- _Exercise aim_:
Select the lines below containing the word "List".

- _Extracted material_:

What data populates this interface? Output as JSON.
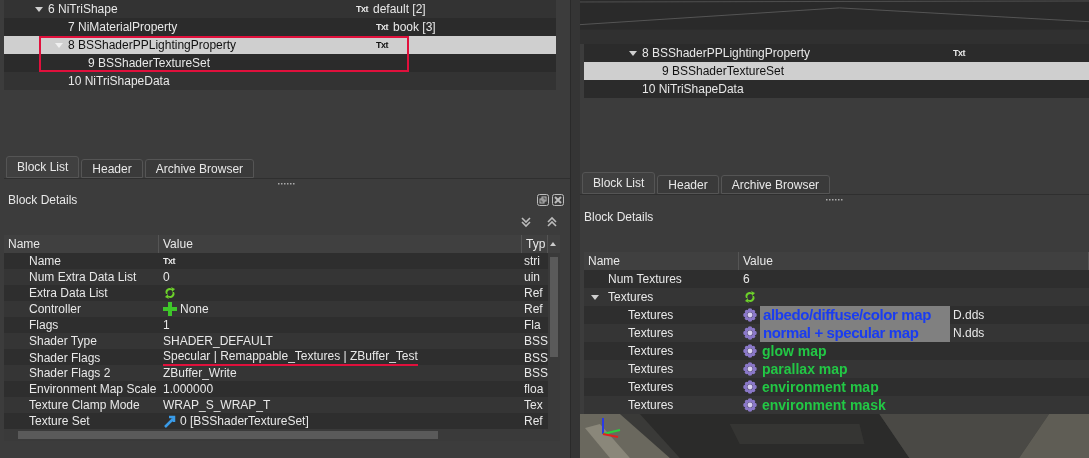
{
  "left_panel": {
    "tree": [
      {
        "label": "6 NiTriShape",
        "tag": "Txt",
        "value": "default [2]",
        "expanded": true,
        "selected": false,
        "children": [
          {
            "label": "7 NiMaterialProperty",
            "tag": "Txt",
            "value": "book [3]",
            "selected": false
          },
          {
            "label": "8 BSShaderPPLightingProperty",
            "tag": "Txt",
            "expanded": true,
            "selected": true,
            "annotated": true,
            "children": [
              {
                "label": "9 BSShaderTextureSet",
                "selected": false
              }
            ]
          },
          {
            "label": "10 NiTriShapeData",
            "selected": false
          }
        ]
      }
    ],
    "tabs": [
      {
        "label": "Block List",
        "selected": true
      },
      {
        "label": "Header",
        "selected": false
      },
      {
        "label": "Archive Browser",
        "selected": false
      }
    ],
    "details_title": "Block Details",
    "columns": [
      "Name",
      "Value",
      "Typ"
    ],
    "rows": [
      {
        "name": "Name",
        "tag": "Txt",
        "type": "stri"
      },
      {
        "name": "Num Extra Data List",
        "value": "0",
        "type": "uin"
      },
      {
        "name": "Extra Data List",
        "kind": "refresh",
        "type": "Ref"
      },
      {
        "name": "Controller",
        "kind": "plus",
        "value": "None",
        "type": "Ref"
      },
      {
        "name": "Flags",
        "value": "1",
        "type": "Fla"
      },
      {
        "name": "Shader Type",
        "value": "SHADER_DEFAULT",
        "type": "BSS"
      },
      {
        "name": "Shader Flags",
        "value": "Specular | Remappable_Textures | ZBuffer_Test",
        "type": "BSS",
        "underlined": true
      },
      {
        "name": "Shader Flags 2",
        "value": "ZBuffer_Write",
        "type": "BSS"
      },
      {
        "name": "Environment Map Scale",
        "value": "1.000000",
        "type": "floa"
      },
      {
        "name": "Texture Clamp Mode",
        "value": "WRAP_S_WRAP_T",
        "type": "Tex"
      },
      {
        "name": "Texture Set",
        "kind": "link",
        "value": "0 [BSShaderTextureSet]",
        "type": "Ref"
      }
    ]
  },
  "right_panel": {
    "tree": [
      {
        "label": "8 BSShaderPPLightingProperty",
        "tag": "Txt",
        "expanded": true,
        "selected": false,
        "children": [
          {
            "label": "9 BSShaderTextureSet",
            "selected": true
          }
        ]
      },
      {
        "label": "10 NiTriShapeData",
        "selected": false
      }
    ],
    "tabs": [
      {
        "label": "Block List",
        "selected": true
      },
      {
        "label": "Header",
        "selected": false
      },
      {
        "label": "Archive Browser",
        "selected": false
      }
    ],
    "details_title": "Block Details",
    "columns": [
      "Name",
      "Value"
    ],
    "rows": [
      {
        "name": "Num Textures",
        "value": "6"
      },
      {
        "name": "Textures",
        "kind": "refresh",
        "expanded": true,
        "children": [
          {
            "name": "Textures",
            "annotation": "albedo/diffuse/color map",
            "color": "#1a3cf0",
            "highlighted": true,
            "file_suffix": "D.dds"
          },
          {
            "name": "Textures",
            "annotation": "normal + specular map",
            "color": "#1a3cf0",
            "highlighted": true,
            "file_suffix": "N.dds"
          },
          {
            "name": "Textures",
            "annotation": "glow map",
            "color": "#22c845"
          },
          {
            "name": "Textures",
            "annotation": "parallax map",
            "color": "#22c845"
          },
          {
            "name": "Textures",
            "annotation": "environment map",
            "color": "#22c845"
          },
          {
            "name": "Textures",
            "annotation": "environment mask",
            "color": "#22c845"
          }
        ]
      }
    ]
  }
}
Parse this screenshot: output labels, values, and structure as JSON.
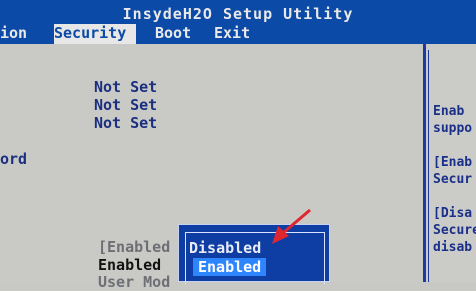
{
  "window": {
    "title": "InsydeH2O Setup Utility"
  },
  "menu": {
    "tabs": [
      {
        "label": "ion"
      },
      {
        "label": "Security",
        "active": true
      },
      {
        "label": "Boot"
      },
      {
        "label": "Exit"
      }
    ]
  },
  "settings": {
    "values": [
      "Not Set",
      "Not Set",
      "Not Set"
    ],
    "password_label": "ord",
    "row_selected": "[Enabled",
    "row_enabled": "Enabled",
    "row_partial": "User Mod"
  },
  "help": {
    "lines": [
      "Enab",
      "suppo",
      "[Enab",
      "Secur",
      "[Disa",
      "Secure",
      "disab"
    ]
  },
  "popup": {
    "options": [
      "Disabled",
      "Enabled"
    ],
    "selected": "Enabled"
  },
  "colors": {
    "header_blue": "#0b4aa6",
    "popup_blue": "#0e3ea4",
    "highlight_blue": "#2e86ff",
    "annotation_red": "#e0262f"
  }
}
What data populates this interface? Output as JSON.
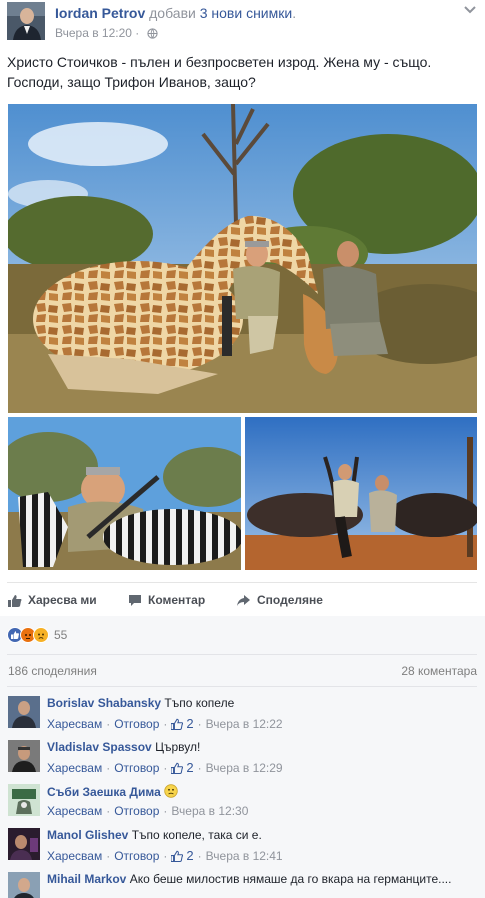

- _Solved problem_:
        "label": "Block List",
        "name": "Num Extra Data List",
        "name": "Extra Data List",
        "label": "Block List",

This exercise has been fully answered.